Nicholas: Holy Week is such a special time for me, and decorating the church for Easter makes it even better. After decorating, the church looks amazing and it’s great to be a part of making it look so good. It’s also a lot of fun to decorate because it’s like a special family activity.

How important is your faith?

Matthew and Michael: In a way, it’s a part of everything we do. It’s hard to imagine our lives without it and we think that we’re better people and happier people because of it.

David: My faith is so important to me because it gives me strength in both good and difficult times. My faith has guided me throughout my entire life and it will continue to do so.

Nicholas: My faith is really important to me. I was taught to always go to church throughout my life, which has strengthened my faith a lot, and going to church every week allows me to not forget about my faith.

What’s the one thing your parents have taught you that is most meaningful to you?
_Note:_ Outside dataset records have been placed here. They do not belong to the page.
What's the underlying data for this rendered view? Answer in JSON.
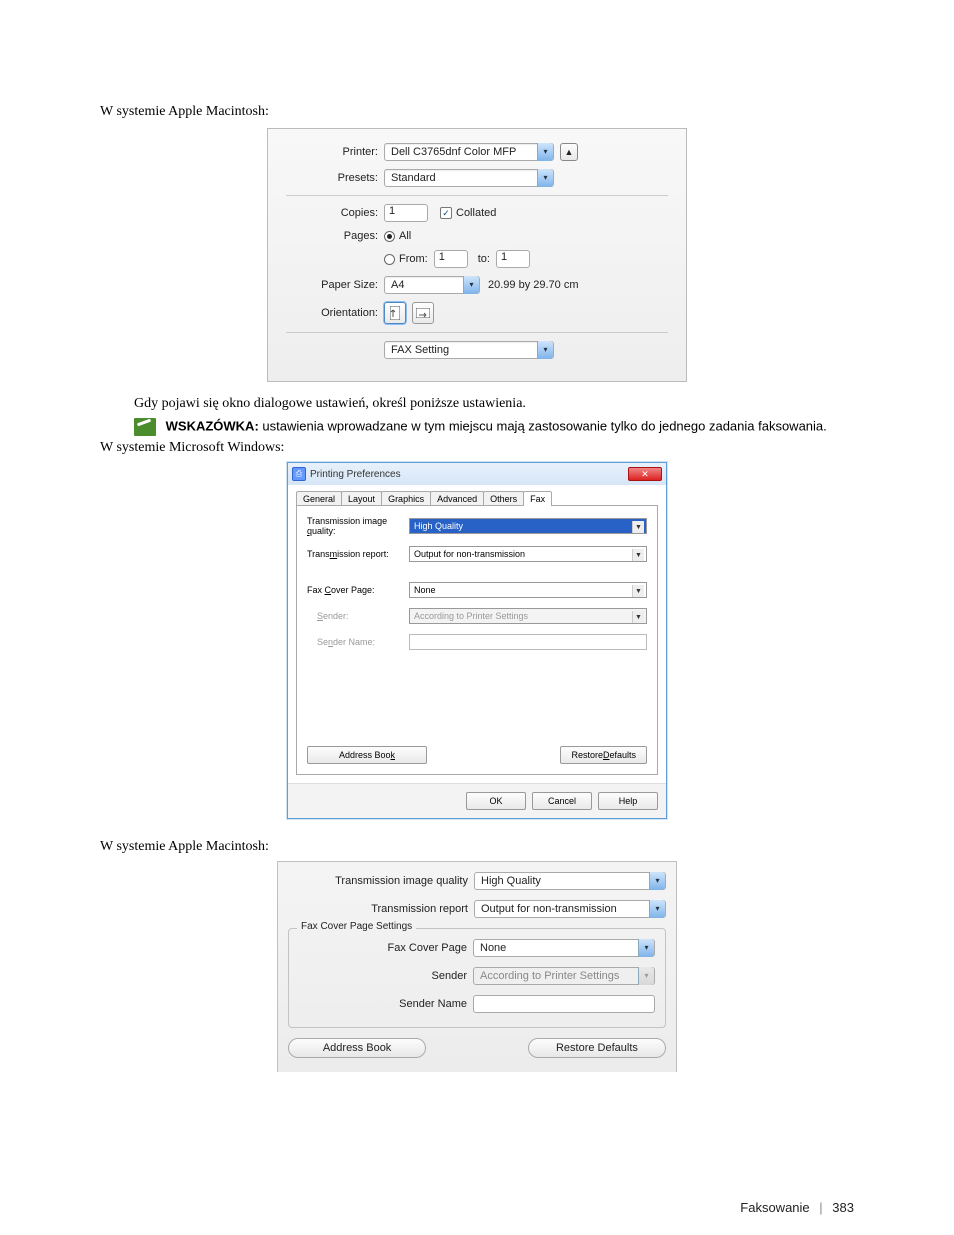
{
  "narrative": {
    "mac_heading": "W systemie Apple Macintosh:",
    "after_mac": "Gdy pojawi się okno dialogowe ustawień, określ poniższe ustawienia.",
    "tip_label": "WSKAZÓWKA:",
    "tip_text": "ustawienia wprowadzane w tym miejscu mają zastosowanie tylko do jednego zadania faksowania.",
    "win_heading": "W systemie Microsoft Windows:",
    "mac_heading2": "W systemie Apple Macintosh:"
  },
  "mac_print": {
    "printer_label": "Printer:",
    "printer_value": "Dell C3765dnf Color MFP",
    "presets_label": "Presets:",
    "presets_value": "Standard",
    "copies_label": "Copies:",
    "copies_value": "1",
    "collated_label": "Collated",
    "pages_label": "Pages:",
    "pages_all": "All",
    "pages_from": "From:",
    "pages_from_val": "1",
    "pages_to": "to:",
    "pages_to_val": "1",
    "papersize_label": "Paper Size:",
    "papersize_value": "A4",
    "papersize_dim": "20.99 by 29.70 cm",
    "orientation_label": "Orientation:",
    "section_value": "FAX Setting"
  },
  "win_dlg": {
    "title": "Printing Preferences",
    "tabs": {
      "general": "General",
      "layout": "Layout",
      "graphics": "Graphics",
      "advanced": "Advanced",
      "others": "Others",
      "fax": "Fax"
    },
    "tiq_label_pre": "Transmission image ",
    "tiq_label_u": "q",
    "tiq_label_post": "uality:",
    "tiq_value": "High Quality",
    "trr_label_pre": "Trans",
    "trr_label_u": "m",
    "trr_label_post": "ission report:",
    "trr_value": "Output for non-transmission",
    "fcp_label_pre": "Fax ",
    "fcp_label_u": "C",
    "fcp_label_post": "over Page:",
    "fcp_value": "None",
    "sender_label_u": "S",
    "sender_label_post": "ender:",
    "sender_value": "According to Printer Settings",
    "sendername_label_pre": "Se",
    "sendername_label_u": "n",
    "sendername_label_post": "der Name:",
    "addressbook_pre": "Address Boo",
    "addressbook_u": "k",
    "restore_pre": "Restore ",
    "restore_u": "D",
    "restore_post": "efaults",
    "ok": "OK",
    "cancel": "Cancel",
    "help": "Help"
  },
  "mac_fax": {
    "tiq_label": "Transmission image quality",
    "tiq_value": "High Quality",
    "trr_label": "Transmission report",
    "trr_value": "Output for non-transmission",
    "group_label": "Fax Cover Page Settings",
    "fcp_label": "Fax Cover Page",
    "fcp_value": "None",
    "sender_label": "Sender",
    "sender_value": "According to Printer Settings",
    "sendername_label": "Sender Name",
    "addressbook": "Address Book",
    "restore": "Restore Defaults"
  },
  "footer": {
    "section": "Faksowanie",
    "page": "383"
  }
}
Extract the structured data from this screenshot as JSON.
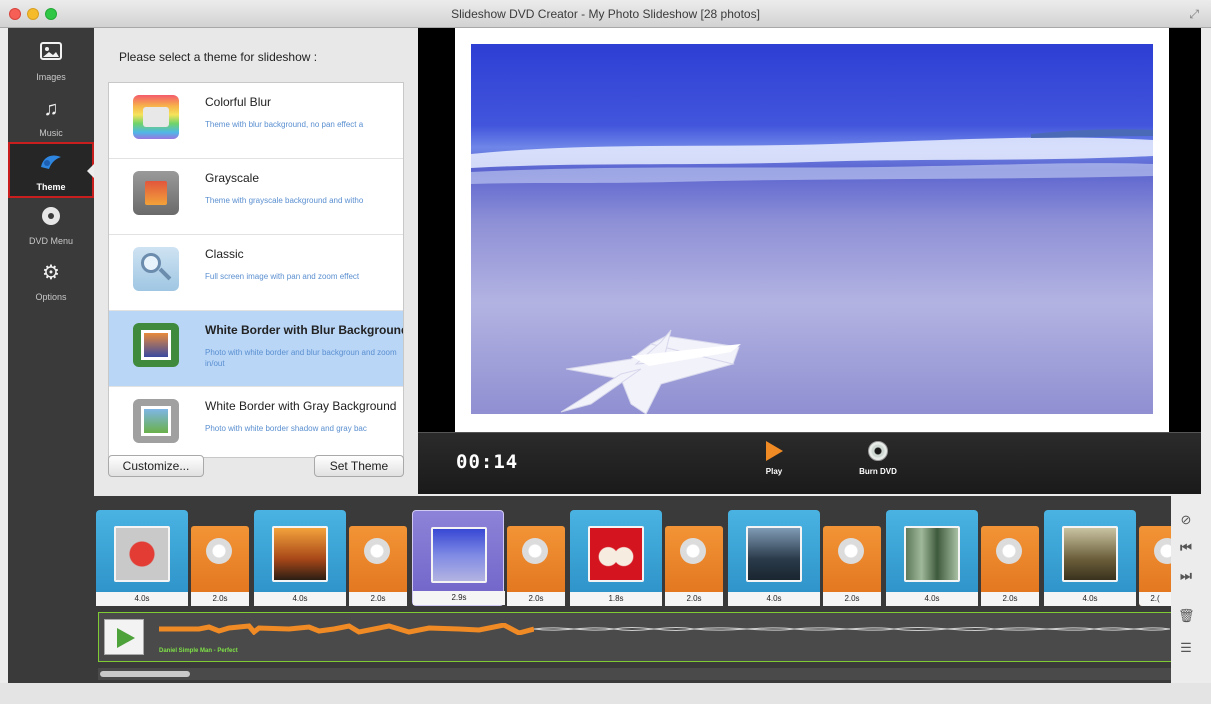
{
  "window": {
    "title": "Slideshow DVD Creator - My Photo Slideshow [28 photos]"
  },
  "sidebar": {
    "items": [
      {
        "label": "Images",
        "icon": "image-icon"
      },
      {
        "label": "Music",
        "icon": "music-note-icon"
      },
      {
        "label": "Theme",
        "icon": "theme-icon",
        "active": true
      },
      {
        "label": "DVD Menu",
        "icon": "dvd-icon"
      },
      {
        "label": "Options",
        "icon": "gear-icon"
      }
    ]
  },
  "theme_panel": {
    "title": "Please select a theme for slideshow :",
    "themes": [
      {
        "name": "Colorful Blur",
        "desc": "Theme with blur background, no pan effect a"
      },
      {
        "name": "Grayscale",
        "desc": "Theme with grayscale background and witho"
      },
      {
        "name": "Classic",
        "desc": "Full screen image with pan and zoom effect"
      },
      {
        "name": "White Border with Blur Background",
        "desc": "Photo with white border and blur backgroun and zoom in/out",
        "selected": true
      },
      {
        "name": "White Border with Gray Background",
        "desc": "Photo with white border shadow and gray bac"
      }
    ],
    "customize_label": "Customize...",
    "set_theme_label": "Set Theme"
  },
  "player": {
    "timecode": "00:14",
    "play_label": "Play",
    "burn_label": "Burn DVD"
  },
  "timeline": {
    "slides": [
      {
        "duration": "4.0s"
      },
      {
        "duration": "4.0s"
      },
      {
        "duration": "2.9s",
        "selected": true
      },
      {
        "duration": "1.8s"
      },
      {
        "duration": "4.0s"
      },
      {
        "duration": "4.0s"
      },
      {
        "duration": "4.0s"
      }
    ],
    "transitions": [
      {
        "duration": "2.0s"
      },
      {
        "duration": "2.0s"
      },
      {
        "duration": "2.0s"
      },
      {
        "duration": "2.0s"
      },
      {
        "duration": "2.0s"
      },
      {
        "duration": "2.0s"
      },
      {
        "duration": "2.("
      }
    ],
    "audio_track": "Daniel Simple Man - Perfect",
    "audio_progress": 0.35
  },
  "colors": {
    "accent_play": "#f08a24",
    "selected_theme": "#b9d6f7",
    "slide_blue": "#3aa3d6",
    "slide_selected": "#7c71d0",
    "audio_border": "#7ecb33"
  }
}
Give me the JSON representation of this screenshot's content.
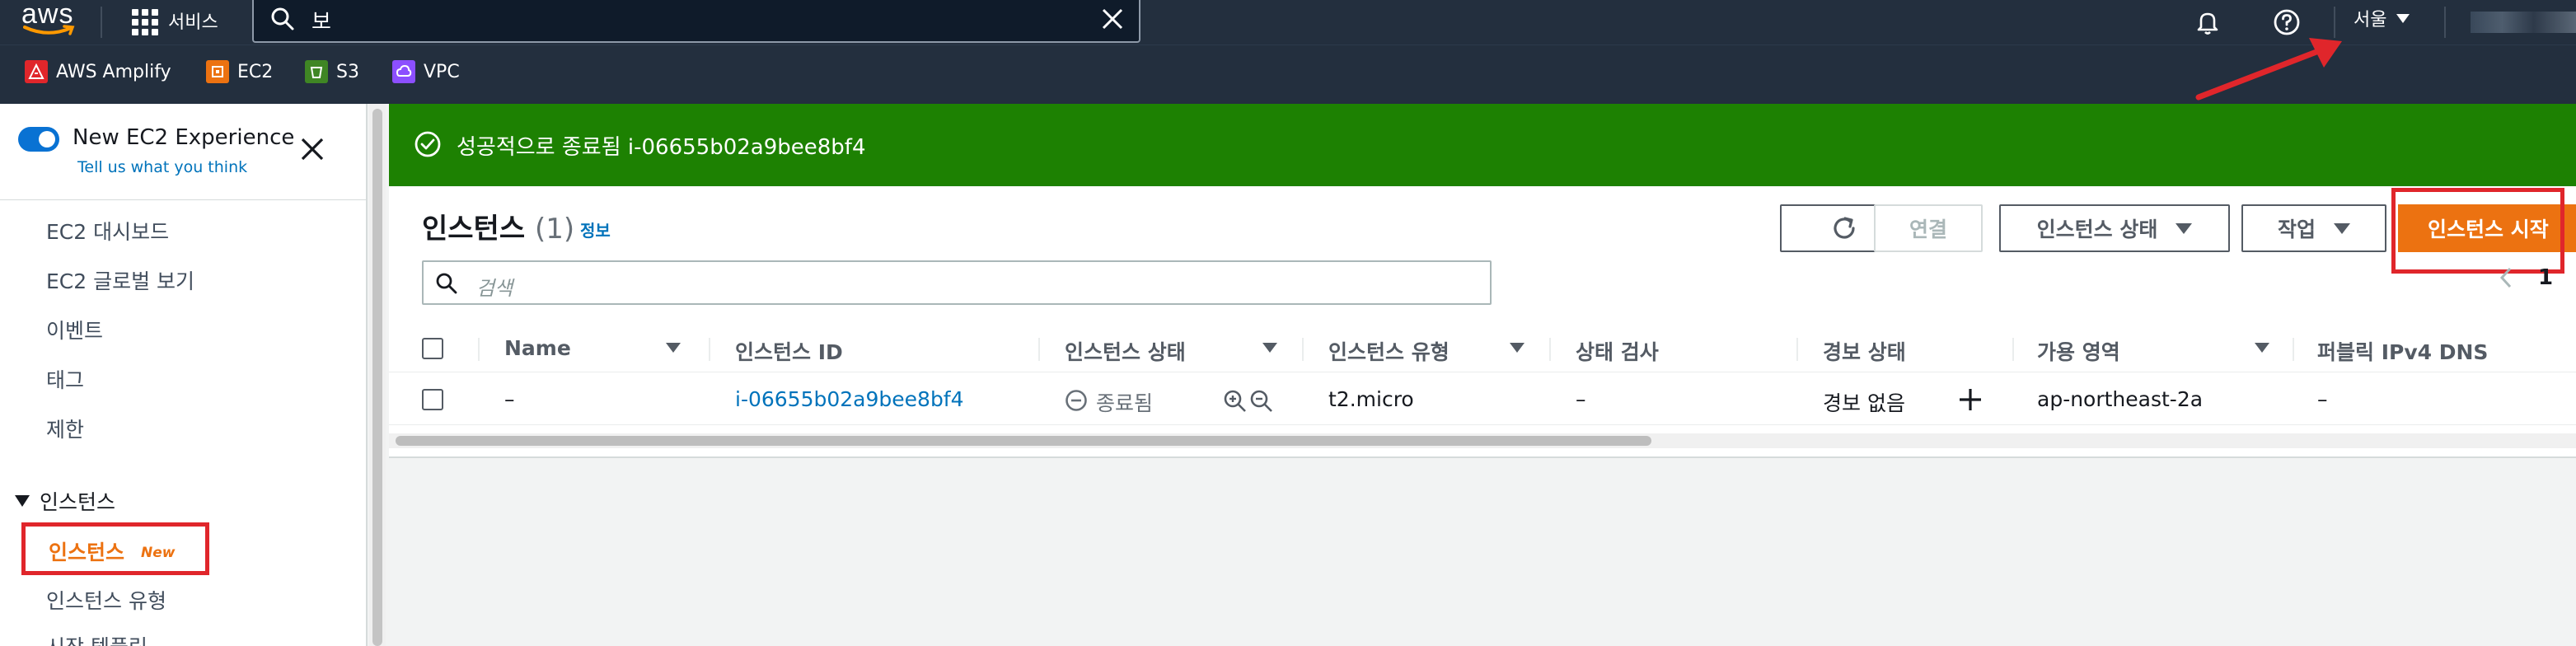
{
  "topnav": {
    "logo_text": "aws",
    "services_label": "서비스",
    "search_value": "보",
    "region_label": "서울"
  },
  "favorites": [
    {
      "label": "AWS Amplify",
      "icon": "amplify-icon",
      "color": "#e0262b"
    },
    {
      "label": "EC2",
      "icon": "ec2-icon",
      "color": "#ec7211"
    },
    {
      "label": "S3",
      "icon": "s3-icon",
      "color": "#3f8624"
    },
    {
      "label": "VPC",
      "icon": "vpc-icon",
      "color": "#8c4fff"
    }
  ],
  "sidebar": {
    "experience_title": "New EC2 Experience",
    "experience_link": "Tell us what you think",
    "items": [
      "EC2 대시보드",
      "EC2 글로벌 보기",
      "이벤트",
      "태그",
      "제한"
    ],
    "section_title": "인스턴스",
    "active_item": "인스턴스",
    "active_badge": "New",
    "sub_items": [
      "인스턴스 유형",
      "시작 템플릿"
    ]
  },
  "flash": {
    "message": "성공적으로 종료됨 i-06655b02a9bee8bf4",
    "color": "#1d8102"
  },
  "panel": {
    "title": "인스턴스",
    "count": "(1)",
    "info_link": "정보",
    "actions": {
      "connect": "연결",
      "instance_state": "인스턴스 상태",
      "actions": "작업",
      "launch": "인스턴스 시작"
    },
    "search_placeholder": "검색",
    "page": "1",
    "columns": [
      "Name",
      "인스턴스 ID",
      "인스턴스 상태",
      "인스턴스 유형",
      "상태 검사",
      "경보 상태",
      "가용 영역",
      "퍼블릭 IPv4 DNS"
    ],
    "rows": [
      {
        "name": "–",
        "instance_id": "i-06655b02a9bee8bf4",
        "state": "종료됨",
        "type": "t2.micro",
        "status_check": "–",
        "alarm": "경보 없음",
        "zone": "ap-northeast-2a",
        "dns": "–"
      }
    ],
    "accent_color": "#ec7211"
  }
}
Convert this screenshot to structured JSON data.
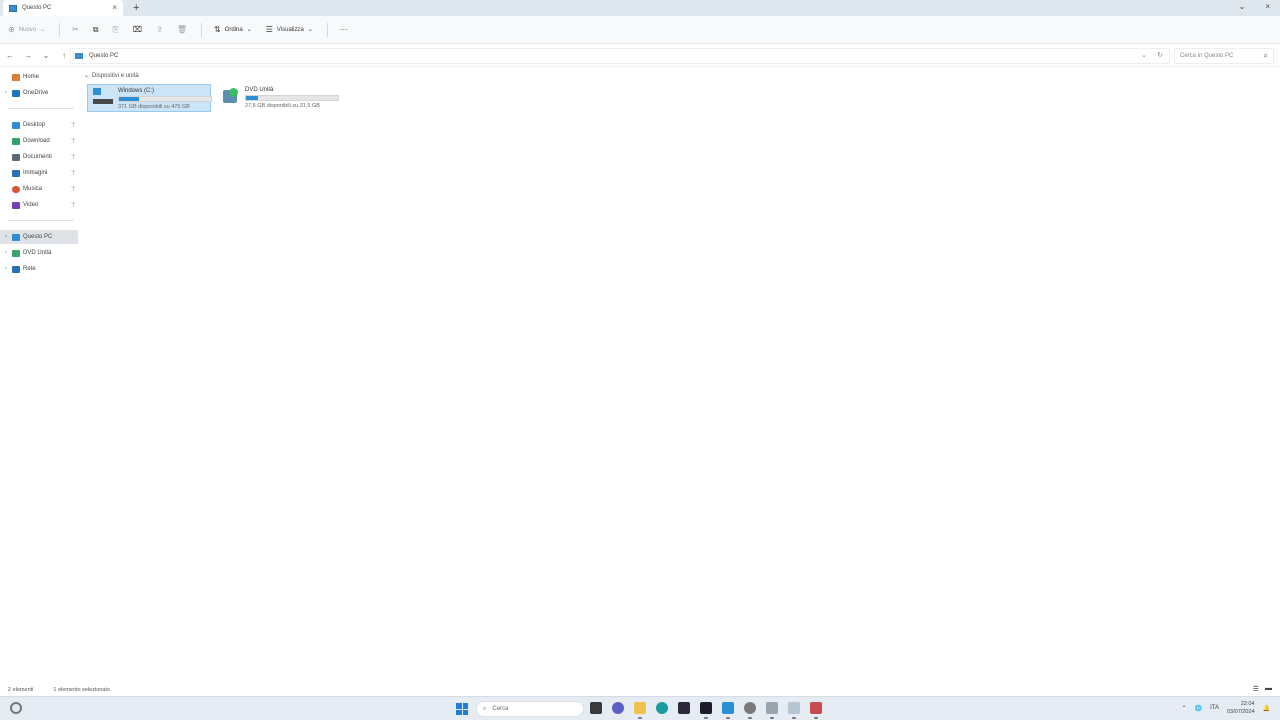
{
  "window": {
    "tab_title": "Questo PC",
    "new_tab_symbol": "+",
    "minimize_symbol": "⌄",
    "close_symbol": "×"
  },
  "commands": {
    "new_label": "Nuovo",
    "sort_label": "Ordina",
    "view_label": "Visualizza",
    "more_symbol": "···"
  },
  "address": {
    "breadcrumb": "Questo PC",
    "search_placeholder": "Cerca in Questo PC"
  },
  "sidebar": {
    "items": [
      {
        "label": "Home",
        "icon": "home-icon",
        "color": "#e07b39"
      },
      {
        "label": "OneDrive",
        "icon": "cloud-icon",
        "color": "#1f74c7"
      },
      {
        "label": "Desktop",
        "icon": "desktop-icon",
        "color": "#2b8fd6"
      },
      {
        "label": "Download",
        "icon": "download-icon",
        "color": "#2ba36b"
      },
      {
        "label": "Documenti",
        "icon": "document-icon",
        "color": "#5a6a7a"
      },
      {
        "label": "Immagini",
        "icon": "image-icon",
        "color": "#2b6fb5"
      },
      {
        "label": "Musica",
        "icon": "music-icon",
        "color": "#d9553a"
      },
      {
        "label": "Video",
        "icon": "video-icon",
        "color": "#7b3fb5"
      },
      {
        "label": "Questo PC",
        "icon": "pc-icon",
        "color": "#2b8fd6"
      },
      {
        "label": "DVD Unità",
        "icon": "dvd-icon",
        "color": "#3aa46a"
      },
      {
        "label": "Rete",
        "icon": "network-icon",
        "color": "#2b6fb5"
      }
    ],
    "pin_symbol": "📌"
  },
  "main": {
    "group_label": "Dispositivi e unità",
    "drives": [
      {
        "name": "Windows (C:)",
        "free_text": "371 GB disponibili su 475 GB",
        "used_fraction": 0.22,
        "icon": "windows-drive-icon"
      },
      {
        "name": "DVD Unità",
        "free_text": "27,5 GB disponibili su 31,5 GB",
        "used_fraction": 0.13,
        "icon": "dvd-drive-icon"
      }
    ]
  },
  "status": {
    "items_count": "2 elementi",
    "selected": "1 elemento selezionato"
  },
  "taskbar": {
    "search_placeholder": "Cerca",
    "language": "ITA",
    "time": "22:04",
    "date": "03/07/2024"
  }
}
Matthew and Michael: Never give up. We learned that we can make a difference if we try to live right, love the people in our lives and keep God and our faith close.

David: My parents have taught me to always trust in God because He will always get you through the good and tough times. Anytime you need help, ask God because He will always give you the answer in one way or another.

Nicholas: My parents have taught me to always go to church and to rely on God to help me.

What advice would you give to friends who might not be as faithful as you?

Matthew and Michael: That faith and being involved in a church community really can have an effect on the way you see the world around you. Faith can give you a

good reason to be hopeful when things are tough.

David: I would tell friends that aren’t as faithful as me that God will help them through whatever they need. Praying to Him also gives you a sense of relief and comfort that is difficult to get anyway else.

Nicholas: They should give God a try. I would tell them that God has a place in my life and that maybe they could find a way to have God come into their life, too.